**** Given data ****

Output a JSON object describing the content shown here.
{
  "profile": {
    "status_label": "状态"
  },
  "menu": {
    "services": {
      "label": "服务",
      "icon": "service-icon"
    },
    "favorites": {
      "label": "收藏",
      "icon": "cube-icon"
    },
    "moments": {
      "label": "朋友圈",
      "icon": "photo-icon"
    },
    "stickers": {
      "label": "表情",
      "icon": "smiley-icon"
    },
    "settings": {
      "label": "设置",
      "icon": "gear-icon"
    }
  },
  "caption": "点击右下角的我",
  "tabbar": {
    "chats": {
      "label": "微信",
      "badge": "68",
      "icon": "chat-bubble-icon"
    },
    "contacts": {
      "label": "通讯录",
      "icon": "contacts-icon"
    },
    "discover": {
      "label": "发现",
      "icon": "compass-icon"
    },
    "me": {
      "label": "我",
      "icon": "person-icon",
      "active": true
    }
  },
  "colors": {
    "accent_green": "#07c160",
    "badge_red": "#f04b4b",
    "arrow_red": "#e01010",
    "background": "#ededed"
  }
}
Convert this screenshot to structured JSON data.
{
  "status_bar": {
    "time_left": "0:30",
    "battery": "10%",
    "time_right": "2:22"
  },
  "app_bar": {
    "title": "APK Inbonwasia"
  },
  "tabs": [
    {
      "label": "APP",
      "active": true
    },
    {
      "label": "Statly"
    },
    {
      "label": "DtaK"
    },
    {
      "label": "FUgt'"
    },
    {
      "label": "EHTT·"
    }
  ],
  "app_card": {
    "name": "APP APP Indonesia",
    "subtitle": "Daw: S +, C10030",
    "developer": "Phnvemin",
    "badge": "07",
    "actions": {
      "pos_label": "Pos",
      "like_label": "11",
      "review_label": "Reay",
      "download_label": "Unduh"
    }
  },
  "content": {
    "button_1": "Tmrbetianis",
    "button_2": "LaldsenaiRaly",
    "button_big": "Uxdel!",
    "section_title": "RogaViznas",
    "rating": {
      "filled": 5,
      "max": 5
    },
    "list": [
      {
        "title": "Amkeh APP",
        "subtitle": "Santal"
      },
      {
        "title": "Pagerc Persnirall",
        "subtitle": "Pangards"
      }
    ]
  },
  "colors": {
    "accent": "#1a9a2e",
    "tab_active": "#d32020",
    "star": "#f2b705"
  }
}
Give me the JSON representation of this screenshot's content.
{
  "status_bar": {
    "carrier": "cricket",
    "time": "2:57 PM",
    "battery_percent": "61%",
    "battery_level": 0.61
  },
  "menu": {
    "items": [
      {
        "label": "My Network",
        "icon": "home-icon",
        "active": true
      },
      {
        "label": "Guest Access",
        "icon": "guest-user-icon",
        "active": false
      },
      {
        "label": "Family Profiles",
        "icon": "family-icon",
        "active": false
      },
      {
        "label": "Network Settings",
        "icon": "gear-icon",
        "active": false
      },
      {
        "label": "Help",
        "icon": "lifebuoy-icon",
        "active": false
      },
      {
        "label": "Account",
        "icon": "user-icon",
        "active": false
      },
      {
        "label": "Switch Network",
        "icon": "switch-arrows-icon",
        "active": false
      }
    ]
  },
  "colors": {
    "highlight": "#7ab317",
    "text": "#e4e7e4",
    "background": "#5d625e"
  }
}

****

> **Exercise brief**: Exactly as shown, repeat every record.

> **Answer box**:
Output a JSON object describing the content shown here.
{
  "profile": {
    "status_label": "状态"
  },
  "menu": {
    "services": {
      "label": "服务",
      "icon": "service-icon"
    },
    "favorites": {
      "label": "收藏",
      "icon": "cube-icon"
    },
    "moments": {
      "label": "朋友圈",
      "icon": "photo-icon"
    },
    "stickers": {
      "label": "表情",
      "icon": "smiley-icon"
    },
    "settings": {
      "label": "设置",
      "icon": "gear-icon"
    }
  },
  "caption": "点击右下角的我",
  "tabbar": {
    "chats": {
      "label": "微信",
      "badge": "68",
      "icon": "chat-bubble-icon"
    },
    "contacts": {
      "label": "通讯录",
      "icon": "contacts-icon"
    },
    "discover": {
      "label": "发现",
      "icon": "compass-icon"
    },
    "me": {
      "label": "我",
      "icon": "person-icon",
      "active": true
    }
  },
  "colors": {
    "accent_green": "#07c160",
    "badge_red": "#f04b4b",
    "arrow_red": "#e01010",
    "background": "#ededed"
  }
}
Convert this screenshot to structured JSON data.
{
  "status_bar": {
    "time_left": "0:30",
    "battery": "10%",
    "time_right": "2:22"
  },
  "app_bar": {
    "title": "APK Inbonwasia"
  },
  "tabs": [
    {
      "label": "APP",
      "active": true
    },
    {
      "label": "Statly"
    },
    {
      "label": "DtaK"
    },
    {
      "label": "FUgt'"
    },
    {
      "label": "EHTT·"
    }
  ],
  "app_card": {
    "name": "APP APP Indonesia",
    "subtitle": "Daw: S +, C10030",
    "developer": "Phnvemin",
    "badge": "07",
    "actions": {
      "pos_label": "Pos",
      "like_label": "11",
      "review_label": "Reay",
      "download_label": "Unduh"
    }
  },
  "content": {
    "button_1": "Tmrbetianis",
    "button_2": "LaldsenaiRaly",
    "button_big": "Uxdel!",
    "section_title": "RogaViznas",
    "rating": {
      "filled": 5,
      "max": 5
    },
    "list": [
      {
        "title": "Amkeh APP",
        "subtitle": "Santal"
      },
      {
        "title": "Pagerc Persnirall",
        "subtitle": "Pangards"
      }
    ]
  },
  "colors": {
    "accent": "#1a9a2e",
    "tab_active": "#d32020",
    "star": "#f2b705"
  }
}
Give me the JSON representation of this screenshot's content.
{
  "status_bar": {
    "carrier": "cricket",
    "time": "2:57 PM",
    "battery_percent": "61%",
    "battery_level": 0.61
  },
  "menu": {
    "items": [
      {
        "label": "My Network",
        "icon": "home-icon",
        "active": true
      },
      {
        "label": "Guest Access",
        "icon": "guest-user-icon",
        "active": false
      },
      {
        "label": "Family Profiles",
        "icon": "family-icon",
        "active": false
      },
      {
        "label": "Network Settings",
        "icon": "gear-icon",
        "active": false
      },
      {
        "label": "Help",
        "icon": "lifebuoy-icon",
        "active": false
      },
      {
        "label": "Account",
        "icon": "user-icon",
        "active": false
      },
      {
        "label": "Switch Network",
        "icon": "switch-arrows-icon",
        "active": false
      }
    ]
  },
  "colors": {
    "highlight": "#7ab317",
    "text": "#e4e7e4",
    "background": "#5d625e"
  }
}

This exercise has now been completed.